*** DATA TO PROCESS ***
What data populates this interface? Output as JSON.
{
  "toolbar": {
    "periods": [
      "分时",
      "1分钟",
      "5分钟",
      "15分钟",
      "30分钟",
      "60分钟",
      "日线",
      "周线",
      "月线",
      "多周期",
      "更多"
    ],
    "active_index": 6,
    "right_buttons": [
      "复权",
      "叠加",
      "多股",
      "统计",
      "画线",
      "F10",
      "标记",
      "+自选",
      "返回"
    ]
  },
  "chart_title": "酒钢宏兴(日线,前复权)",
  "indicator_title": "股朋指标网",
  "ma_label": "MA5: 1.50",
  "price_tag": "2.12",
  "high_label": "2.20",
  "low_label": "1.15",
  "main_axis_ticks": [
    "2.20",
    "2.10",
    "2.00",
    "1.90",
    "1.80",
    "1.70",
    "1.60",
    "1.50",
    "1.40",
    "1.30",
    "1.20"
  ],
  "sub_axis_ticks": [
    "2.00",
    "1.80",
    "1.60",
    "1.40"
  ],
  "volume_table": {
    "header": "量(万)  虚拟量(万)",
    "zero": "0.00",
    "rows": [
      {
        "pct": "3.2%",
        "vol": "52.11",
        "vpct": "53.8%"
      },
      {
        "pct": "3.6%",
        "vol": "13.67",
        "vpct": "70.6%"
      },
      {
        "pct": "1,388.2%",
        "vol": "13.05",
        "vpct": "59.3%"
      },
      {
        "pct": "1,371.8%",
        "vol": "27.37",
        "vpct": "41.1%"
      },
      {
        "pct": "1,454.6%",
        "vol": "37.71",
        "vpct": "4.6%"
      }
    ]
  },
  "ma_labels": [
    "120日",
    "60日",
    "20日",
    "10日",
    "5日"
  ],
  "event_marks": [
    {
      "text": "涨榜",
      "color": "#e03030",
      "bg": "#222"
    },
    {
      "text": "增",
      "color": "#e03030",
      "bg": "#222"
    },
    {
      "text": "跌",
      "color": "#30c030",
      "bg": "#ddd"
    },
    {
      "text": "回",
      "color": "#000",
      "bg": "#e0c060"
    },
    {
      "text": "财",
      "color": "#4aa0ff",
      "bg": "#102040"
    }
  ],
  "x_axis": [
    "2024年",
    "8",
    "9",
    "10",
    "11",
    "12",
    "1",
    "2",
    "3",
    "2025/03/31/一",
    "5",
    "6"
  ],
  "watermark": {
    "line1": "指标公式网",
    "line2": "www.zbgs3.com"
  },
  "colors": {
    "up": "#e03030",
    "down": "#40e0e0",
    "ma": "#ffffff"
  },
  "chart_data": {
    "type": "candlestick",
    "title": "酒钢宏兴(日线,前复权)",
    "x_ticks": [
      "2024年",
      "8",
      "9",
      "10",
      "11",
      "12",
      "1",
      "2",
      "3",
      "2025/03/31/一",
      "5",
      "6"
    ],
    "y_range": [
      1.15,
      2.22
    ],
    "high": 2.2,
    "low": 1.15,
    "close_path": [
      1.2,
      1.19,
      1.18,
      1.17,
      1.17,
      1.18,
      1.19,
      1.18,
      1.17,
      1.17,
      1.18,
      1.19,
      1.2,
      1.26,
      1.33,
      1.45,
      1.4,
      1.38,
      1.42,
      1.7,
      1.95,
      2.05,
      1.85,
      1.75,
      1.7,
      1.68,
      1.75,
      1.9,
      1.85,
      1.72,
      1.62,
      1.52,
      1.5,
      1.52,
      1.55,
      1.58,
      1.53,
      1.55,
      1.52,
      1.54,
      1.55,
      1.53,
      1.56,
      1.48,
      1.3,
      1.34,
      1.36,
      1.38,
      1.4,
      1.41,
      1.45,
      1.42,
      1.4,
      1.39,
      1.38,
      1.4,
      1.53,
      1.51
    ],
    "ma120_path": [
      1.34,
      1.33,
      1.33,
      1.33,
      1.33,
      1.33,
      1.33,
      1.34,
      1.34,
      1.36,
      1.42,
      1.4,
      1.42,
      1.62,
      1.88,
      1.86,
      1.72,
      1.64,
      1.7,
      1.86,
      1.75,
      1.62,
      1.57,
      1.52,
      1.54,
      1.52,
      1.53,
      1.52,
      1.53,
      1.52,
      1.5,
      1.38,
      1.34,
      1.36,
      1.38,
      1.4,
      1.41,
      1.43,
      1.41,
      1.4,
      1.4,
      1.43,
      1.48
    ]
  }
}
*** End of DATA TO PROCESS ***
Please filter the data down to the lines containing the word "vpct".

        "vpct": "53.8%"
        "vpct": "70.6%"
        "vpct": "59.3%"
        "vpct": "41.1%"
        "vpct": "4.6%"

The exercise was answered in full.